A More Colorful, Comfortable Stay
Sitting on the edge of her hospital bed surrounded by her best-loved stuffed animals, Evie Baxter looked comfortable as she contemplated her next move in the board game Life. Her reddish blonde hair was tied into a loose, messy ponytail, and her face, flush with freckles, was quick to smile. Instead of a conventional hospital gown, she wore a brightly-colored garment made of soft, T-shirt-like material. It was purple and pink and sported an image of a superhero lightning bolt covered in sprinkles. For Evie—an 11-year-old with common variable immunodeficiency—the kid-friendly gown had been a significant source of comfort during her hospital stay.
The gown was one of more than 3,000 donated to Children’s Memorial Hermann Hospital late last year by Starlight Children’s Foundation, which works to improve the experience of hospitalized children and their families across the U.S. through entertainment and distraction.
“Our mission is to provide moments of joy and comfort for kids who are in the hospital,” said Chris de Haan, Starlight’s senior vice president of communications and public relations. “We want to take a moment that is very difficult and stressful and full of anxiety and nervousness and transform it into a moment that preserves the wonder and the magic and the joy of childhood. Because every child deserves to experience that.”
Starlight Children’s Foundation provides entertainment, education and technology to more than 800 hospitals and health care facilities across the U.S., as well as sites in the United Kingdom, Canada and Australia. The nonprofit serves numerous Texas Medical Center institutions, including Children’s Memorial Hermann Hospital, Texas Children’s Hospital, UTMB Health Children’s Hospital – Galveston, Shriners Hospitals for Children – Houston, MD Anderson Children’s Cancer Hospital, Ben Taub Hospital and Ronald McDonald House Houston.
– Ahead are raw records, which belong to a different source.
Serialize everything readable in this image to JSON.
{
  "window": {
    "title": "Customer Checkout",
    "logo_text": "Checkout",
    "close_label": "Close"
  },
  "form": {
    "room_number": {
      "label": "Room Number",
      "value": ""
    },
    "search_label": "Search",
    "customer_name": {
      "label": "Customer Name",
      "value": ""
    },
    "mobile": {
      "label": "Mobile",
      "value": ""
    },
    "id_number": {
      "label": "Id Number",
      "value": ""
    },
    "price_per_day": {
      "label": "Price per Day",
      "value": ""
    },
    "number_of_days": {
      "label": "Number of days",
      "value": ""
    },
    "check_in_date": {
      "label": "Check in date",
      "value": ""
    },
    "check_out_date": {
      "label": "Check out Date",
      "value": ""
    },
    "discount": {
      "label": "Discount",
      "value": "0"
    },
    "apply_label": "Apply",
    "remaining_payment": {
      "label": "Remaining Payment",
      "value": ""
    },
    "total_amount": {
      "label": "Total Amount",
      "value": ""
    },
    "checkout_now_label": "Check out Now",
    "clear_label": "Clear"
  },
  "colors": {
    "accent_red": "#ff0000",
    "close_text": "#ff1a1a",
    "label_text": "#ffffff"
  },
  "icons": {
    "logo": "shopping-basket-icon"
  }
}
Colorful, comfortable hospital gowns are just part of Starlight’s toolkit, which also includes donations of toys, stuffed animals, books, crafts and games; celebrity visits from actors, entertainers and athletes; virtual reality experiences that transport pediatric patients outside the hospital environment and into immersive and exotic adventures; as well as Starlight Fun Centers stocked with family-friendly video games, movies and other sources of entertainment.
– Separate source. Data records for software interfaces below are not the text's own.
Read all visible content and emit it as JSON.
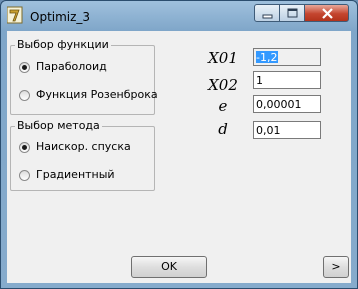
{
  "window": {
    "title": "Optimiz_3"
  },
  "function_group": {
    "title": "Выбор функции",
    "options": [
      {
        "label": "Параболоид",
        "selected": true
      },
      {
        "label": "Функция Розенброка",
        "selected": false
      }
    ]
  },
  "method_group": {
    "title": "Выбор метода",
    "options": [
      {
        "label": "Наискор. спуска",
        "selected": true
      },
      {
        "label": "Градиентный",
        "selected": false
      }
    ]
  },
  "params": [
    {
      "label": "X01",
      "value": "-1,2"
    },
    {
      "label": "X02",
      "value": "1"
    },
    {
      "label": "e",
      "value": "0,00001"
    },
    {
      "label": "d",
      "value": "0,01"
    }
  ],
  "buttons": {
    "ok": "OK",
    "next": ">"
  },
  "colors": {
    "title_bar": "#9fc0dd",
    "client_bg": "#f0f0f0",
    "close_button": "#c4452f",
    "selection": "#3399ff"
  }
}
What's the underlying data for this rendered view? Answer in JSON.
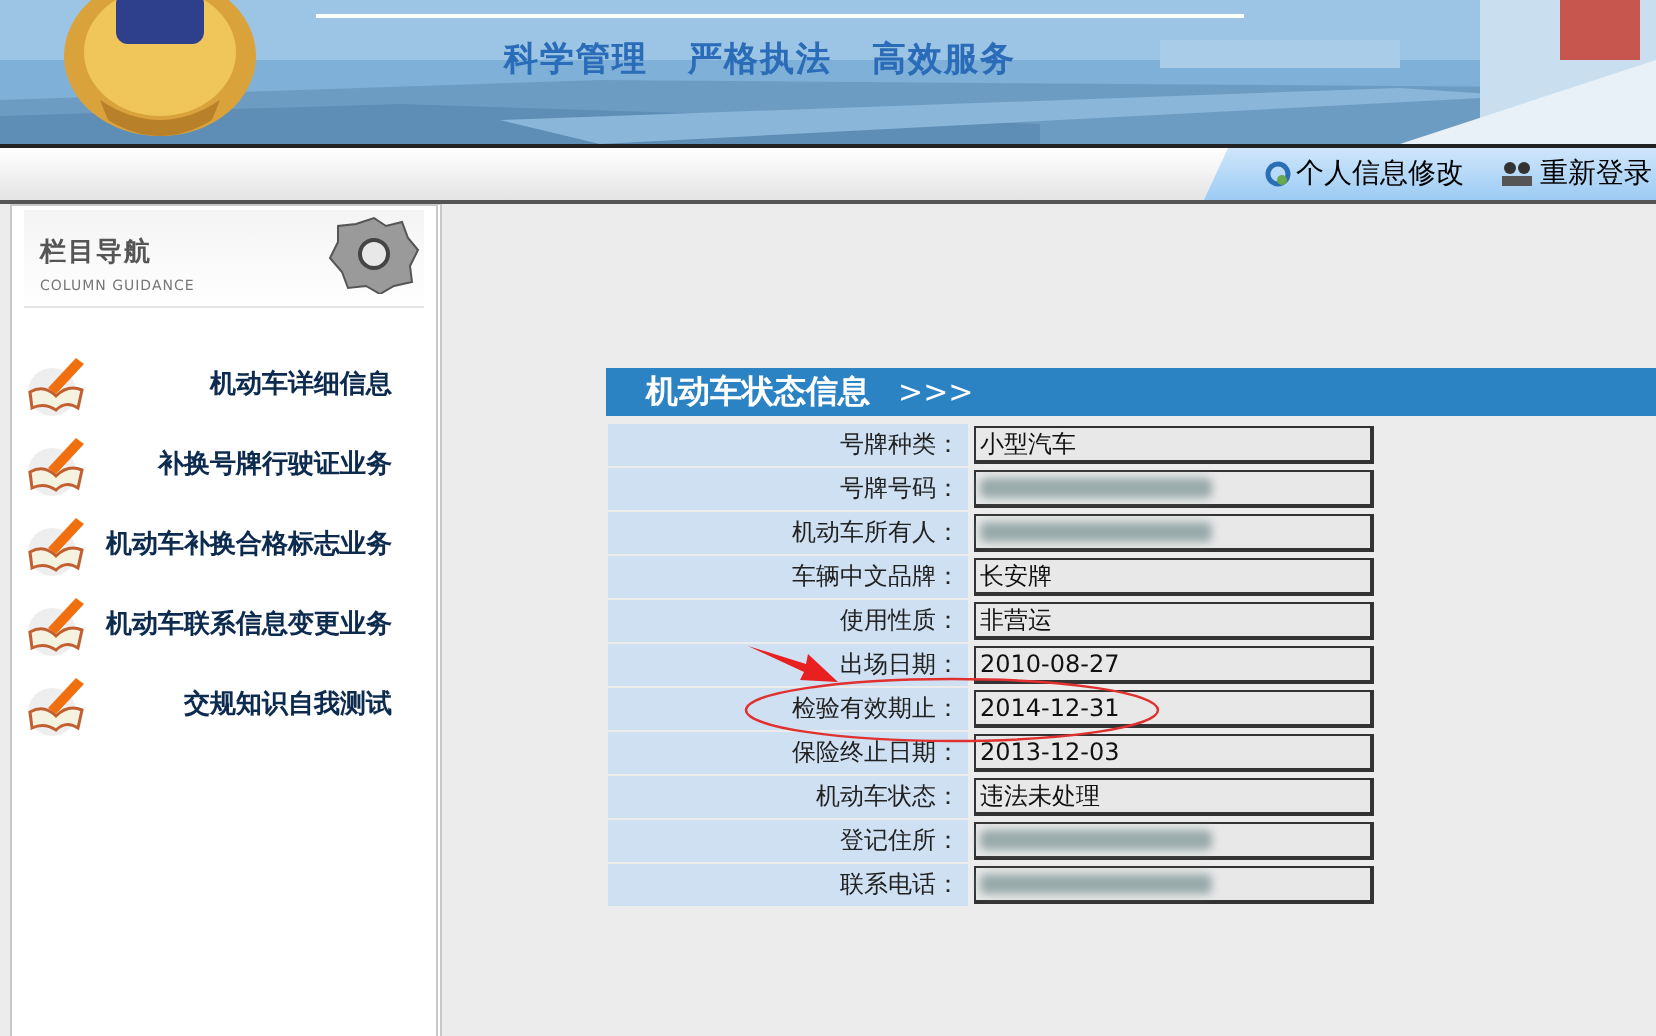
{
  "header": {
    "slogans": [
      "科学管理",
      "严格执法",
      "高效服务"
    ]
  },
  "toolbar": {
    "links": [
      {
        "label": "个人信息修改",
        "kind": "profile"
      },
      {
        "label": "重新登录",
        "kind": "relogin"
      }
    ]
  },
  "sidebar": {
    "title": "栏目导航",
    "subtitle": "COLUMN GUIDANCE",
    "items": [
      {
        "label": "机动车详细信息"
      },
      {
        "label": "补换号牌行驶证业务"
      },
      {
        "label": "机动车补换合格标志业务"
      },
      {
        "label": "机动车联系信息变更业务"
      },
      {
        "label": "交规知识自我测试"
      }
    ]
  },
  "panel": {
    "title": "机动车状态信息",
    "arrows": ">>>",
    "rows": [
      {
        "label": "号牌种类：",
        "value": "小型汽车",
        "blurred": false,
        "highlighted": false
      },
      {
        "label": "号牌号码：",
        "blurred": true,
        "highlighted": false
      },
      {
        "label": "机动车所有人：",
        "blurred": true,
        "highlighted": false
      },
      {
        "label": "车辆中文品牌：",
        "value": "长安牌",
        "blurred": false,
        "highlighted": false
      },
      {
        "label": "使用性质：",
        "value": "非营运",
        "blurred": false,
        "highlighted": false
      },
      {
        "label": "出场日期：",
        "value": "2010-08-27",
        "blurred": false,
        "highlighted": false
      },
      {
        "label": "检验有效期止：",
        "value": "2014-12-31",
        "blurred": false,
        "highlighted": true
      },
      {
        "label": "保险终止日期：",
        "value": "2013-12-03",
        "blurred": false,
        "highlighted": false
      },
      {
        "label": "机动车状态：",
        "value": "违法未处理",
        "blurred": false,
        "highlighted": false
      },
      {
        "label": "登记住所：",
        "blurred": true,
        "highlighted": false
      },
      {
        "label": "联系电话：",
        "blurred": true,
        "highlighted": false
      }
    ]
  }
}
Children’s Memorial Hermann Hospital has a Fun Center on every floor and is currently constructing a new Starlight Site playroom, and Texas Children’s Hospital offers 75 Fun Centers in their campuses across the Houston area.
“Texas Children’s Hospital saw the value of our program, and you can now walk onto any floor on any campus and you’ll find a Starlight Fun Center there,” said Samantha Martinez, director of programs for Starlight Children’s Foundation.
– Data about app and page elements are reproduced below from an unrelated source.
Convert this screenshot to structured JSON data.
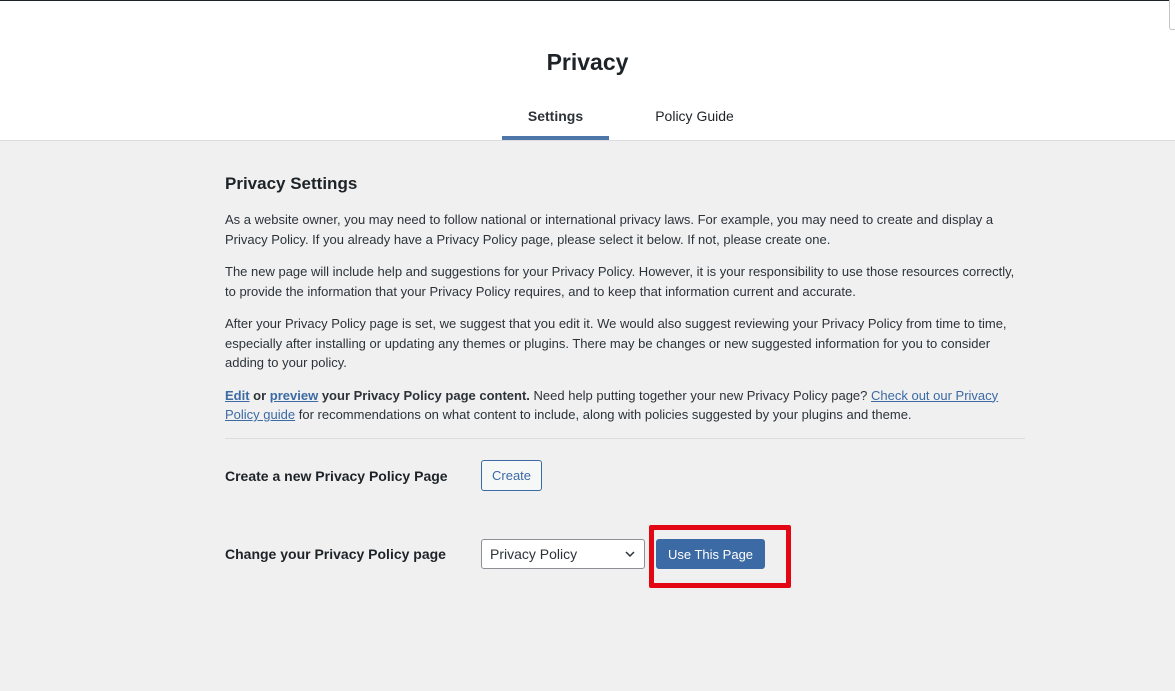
{
  "header": {
    "title": "Privacy",
    "tabs": [
      {
        "label": "Settings",
        "active": true
      },
      {
        "label": "Policy Guide",
        "active": false
      }
    ]
  },
  "main": {
    "heading": "Privacy Settings",
    "paragraphs": [
      "As a website owner, you may need to follow national or international privacy laws. For example, you may need to create and display a Privacy Policy. If you already have a Privacy Policy page, please select it below. If not, please create one.",
      "The new page will include help and suggestions for your Privacy Policy. However, it is your responsibility to use those resources correctly, to provide the information that your Privacy Policy requires, and to keep that information current and accurate.",
      "After your Privacy Policy page is set, we suggest that you edit it. We would also suggest reviewing your Privacy Policy from time to time, especially after installing or updating any themes or plugins. There may be changes or new suggested information for you to consider adding to your policy."
    ],
    "edit_line": {
      "edit_link": "Edit",
      "or": " or ",
      "preview_link": "preview",
      "bold_rest": " your Privacy Policy page content.",
      "help_text": " Need help putting together your new Privacy Policy page? ",
      "guide_link": "Check out our Privacy Policy guide",
      "tail": " for recommendations on what content to include, along with policies suggested by your plugins and theme."
    },
    "create_row": {
      "label": "Create a new Privacy Policy Page",
      "button": "Create"
    },
    "change_row": {
      "label": "Change your Privacy Policy page",
      "selected_page": "Privacy Policy",
      "button": "Use This Page"
    }
  },
  "colors": {
    "accent": "#3c6aa4",
    "highlight": "#e30613",
    "background": "#f0f0f1"
  }
}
Practical gowns with more coverage
Founded 35 years ago, Starlight has touched the lives of more than 60 million children worldwide. Last year in the U.S. alone, the organization provided more than $2.5 million in Starlight Special Deliveries—including toys, crafting materials, Radio Flyer wagons and other items—that brought smiles to hundreds of thousands of hospitalized kids.
“Not only do we provide hospitals with tools for their patients, but we can also provide significant budget relief,” de Haan explained. “A lot of our hospital partners are nonprofits—budgets are tight, and it’s expensive to care for children—so to the extent that we’re able to provide resources that help reduce budget constraints, that’s an additional benefit.”
Starlight works closely with hospitals to identify their needs and offer programs that best service their populations, which is how the gown program originated. Launched in 2016, the program has already delivered more than 150,000 Starlight gowns to pediatric patients throughout the country. According to de Haan, Starlight’s goal is to “revolutionize” children’s hospital gowns, which are typically faded, uncomfortable and unattractive. By contrast, Starlight gowns are designed to be comfortable, colorful and fun to wear. Designs range from astronauts to princesses to veterinarians and artists, and, according to Evie, they are “super cute.”
“The gowns make such a difference for the kids when they’re in the hospital,” said Evie’s mother, Julie Baxter. “To have something that doesn’t look like a hospital item, it gives them a little more personality, a little more individuality.”
Starlight gowns are more practical, as well. They tie on the side rather than the back, which provides more coverage, and they have snaps on the sleeves for easier, less invasive access for IVs or chest ports.
In February, Starlight launched a Design-A-Gown contest and encouraged patients, as well as their families and friends, to submit a design for the next gown. As de Haan said, “Who better to design a gown for hospitalized kids than kids themselves?”
The foundation received more than 6,000 submissions and selected three finalists. Jack, age 6, who wanted to help his 7-month-old sister who was born with a congenital heart defect, designed a gown covered in hearts and glitter; 13-year-old Ava, a Girl Scout, and her brother Maxwell, 10, designed an out-of-this-world Starlight gown for their 6-month-old cousin who was diagnosed with a rare form of cancer; and Kimberly, 36, from San Luis Obispo County, California, dedicated her design—an elephant to symbolize strength—to her daughter, Violet, who suffers from three rare genetic conditions and faces numerous hospitalizations. Starlight asked the public to vote on their favorite design in late March and plans to donate at least 30,000 gowns featuring the winning image later this year.
“To see the smile on a child’s face when you put something into his or her hands as simple as a colorful gown, it’s phenomenal,” de Haan said. “We’ve seen kids who are stuck in hospital beds who feel terrible, they feel sick, and we’ve watched them put on a gown and within minutes they’re up and out of bed walking down the hallway like they’re the cat’s pajamas. It’s incredible that something so simple can be so transformative.”